UCI World Cycling Centre: Victoria Pendleton talks about life after cycling

Keirin Olympic Champion Victoria Pendleton is currently in Rio for her fourth consecutive Olympic Games.

But far from riding the boards, this year the two-time Olympic Champion will be watching the racing from the British Broadcasting Company (BBC) commentary box. Race commentary is just one of the strings she has added to her bow since retiring from competition after the London 2012 Olympics.

Following her first Olympic participation in Athens in 2004, Victoria Pendleton won gold in the sprint at Beijing 2008, followed by two medals at London 2012: gold in the keirin and silver in the sprint. It was after these “home” Games, that the household name in British track cycling hung up her bike for good. She hasn’t looked back.

“I knew I was going to retire after 2012. It was just being realistic. I had achieved more than I had ever hoped to and they were looking for younger girls. So basically, I knew four years out that London would be my last competition.

“To tell the truth, I went cold turkey after London. I gave my shoes away and by the time I got back home, I didn’t have a bike anymore. I was ready to do something new.”

It was a transition that many professional athletes have found difficult. However, Pendleton had a tactic: “I kept myself very busy and said ‘yes’ to as many propositions as I could. It was like doing work experience really. I tried all sorts of things, especially things that had been forbidden when I was cycling such as cross-country running and skiing.

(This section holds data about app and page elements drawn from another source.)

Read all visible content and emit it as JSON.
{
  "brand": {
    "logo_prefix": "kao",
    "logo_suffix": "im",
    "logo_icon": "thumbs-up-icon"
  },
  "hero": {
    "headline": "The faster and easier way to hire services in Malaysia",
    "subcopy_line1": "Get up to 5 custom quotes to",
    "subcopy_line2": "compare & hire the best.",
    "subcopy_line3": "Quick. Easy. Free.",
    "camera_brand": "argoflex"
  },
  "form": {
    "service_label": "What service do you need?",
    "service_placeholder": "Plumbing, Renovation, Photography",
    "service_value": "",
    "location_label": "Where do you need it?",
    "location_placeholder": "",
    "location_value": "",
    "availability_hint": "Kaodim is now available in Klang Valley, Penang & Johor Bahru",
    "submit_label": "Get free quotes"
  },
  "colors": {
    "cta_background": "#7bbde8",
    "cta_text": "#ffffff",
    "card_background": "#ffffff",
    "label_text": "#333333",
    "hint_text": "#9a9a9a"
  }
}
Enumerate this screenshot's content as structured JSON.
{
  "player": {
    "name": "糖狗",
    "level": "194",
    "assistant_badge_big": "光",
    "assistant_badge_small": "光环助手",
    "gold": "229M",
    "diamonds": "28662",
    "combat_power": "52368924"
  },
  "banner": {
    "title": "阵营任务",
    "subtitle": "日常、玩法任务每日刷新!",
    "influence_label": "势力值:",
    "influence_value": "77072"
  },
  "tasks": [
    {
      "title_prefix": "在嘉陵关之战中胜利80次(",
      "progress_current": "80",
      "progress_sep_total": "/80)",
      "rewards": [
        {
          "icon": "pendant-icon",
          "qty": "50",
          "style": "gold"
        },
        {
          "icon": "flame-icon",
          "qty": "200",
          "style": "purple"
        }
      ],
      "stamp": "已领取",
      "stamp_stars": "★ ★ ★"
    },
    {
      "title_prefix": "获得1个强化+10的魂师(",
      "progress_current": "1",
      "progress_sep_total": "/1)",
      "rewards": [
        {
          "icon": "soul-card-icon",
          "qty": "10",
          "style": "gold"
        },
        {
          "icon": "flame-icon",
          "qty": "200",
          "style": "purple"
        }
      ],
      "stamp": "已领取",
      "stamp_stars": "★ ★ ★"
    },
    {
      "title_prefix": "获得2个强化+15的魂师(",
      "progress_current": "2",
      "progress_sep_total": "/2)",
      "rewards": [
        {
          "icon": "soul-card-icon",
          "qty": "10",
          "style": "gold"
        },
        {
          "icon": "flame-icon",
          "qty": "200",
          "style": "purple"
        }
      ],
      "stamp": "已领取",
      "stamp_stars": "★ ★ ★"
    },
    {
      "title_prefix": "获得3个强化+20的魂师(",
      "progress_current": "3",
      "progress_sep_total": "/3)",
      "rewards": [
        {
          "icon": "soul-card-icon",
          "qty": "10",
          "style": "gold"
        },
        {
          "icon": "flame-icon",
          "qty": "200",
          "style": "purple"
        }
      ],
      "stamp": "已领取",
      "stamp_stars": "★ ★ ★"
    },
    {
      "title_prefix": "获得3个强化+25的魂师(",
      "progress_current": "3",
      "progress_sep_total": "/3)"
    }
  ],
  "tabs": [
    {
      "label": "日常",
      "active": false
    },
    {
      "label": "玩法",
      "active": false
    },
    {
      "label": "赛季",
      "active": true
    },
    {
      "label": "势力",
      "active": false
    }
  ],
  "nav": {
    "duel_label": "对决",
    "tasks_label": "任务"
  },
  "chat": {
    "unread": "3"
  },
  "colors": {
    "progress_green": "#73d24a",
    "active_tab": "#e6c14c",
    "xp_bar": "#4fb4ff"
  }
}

“I’m an outdoors person really. I only ended up cycling on the track because I was good at it… and I was too easily distracted to ride outside. I would always be looking at something and losing my concentration!”

On retirement, Pendleton started co-commentating cycling races, public speaking, personal training (she has a degree in sport and exercise science), and acting as a brand ambassador. It was her ‘give anything a go’ attitude that got her into horse racing.

It started as a challenge when an on-line betting forum contacted her at the beginning of 2015 to ask if she would be interested in training to get her jockey’s licence with the aim of racing the renowned Foxhunter Chase in Cheltenham (GBR) one year later. It didn’t take her long to take the plunge. She was surrounded by expert professional trainers and coaches, and despite some “daunting moments” never looked back. It took her only 16 weeks to obtain her jockey’s licence, and in March 2016, she surpassed the expectations of many by taking fifth place in the famous Foxhunter Chase.

“I had sat on a few ponies before and been led, but never ridden a horse.” she laughs. “But I love animals, they thought I would be up for it and apparently I’m ‘trainable’. Quite a few cycling skills are transferrable such as balance, judgement of speed and the gap between horses.

“I just fell in love with horse riding. I had underestimated how much I enjoy being part of a team, with everyone doing honest, hard work."

She continues: "I enjoy being part of something great, sharing the same goals and being in that routine of training.”

Since learning to ride, she has mounted 83 different race horses, including six polo horses as she trained for a charity polo match. She spends six mornings a week at the stables, which are only 10 minutes from her home.

“I don’t know where I’d be if I’d discovered horses at the age of 14,” she laughs.

She has not, however, turned her back completely on cycling. Although a self-confessed fair-weather rider (“you’ll never see me out on a bike in the rain”), she enjoys commentating, and also drew a great amount of pleasure of a recent visit to the UCI World Cycling Centre (WCC) in Aigle, Switzerland, where she trained between 2002 and 2004.

The retired track cycling star was in her element as she chatted to young athletes competing at the UCI Junior Track Cycling World Championships at the UCI WCC.

She graciously answered questions fired at her by the young riders, many of whom aspire of becoming Olympic Champions themselves.

“It was a joy talking to the athletes and answering their questions,” said Pendleton. “It is such a great opportunity for them to come to a competition like this. They are at the beginning of their careers and they are so enthusiastic. They are already so more advanced than I was at their age so I tell them to take their time.

“I have good memories of my time in Aigle. You have everything – accommodation, food, the velodrome and the gym in a compact environment with no distractions. You have the support and can focus entirely on cycling. It is sensational. It was hard, and a very intense time for me but I’m glad I stuck with it. It definitely helped me in my career.”

Although that career came to an end four years ago, Pendleton is looking forward to experiencing the Rio 2016 Olympics from the other side of the fence. She will commentate all four of cycling’s Olympic disciplines: road, track, BMX and mountain bike.

And she has an ulterior motive:

“I hope to be able to cast an eye at some of the equestrian events,” she says with a glint in her eye.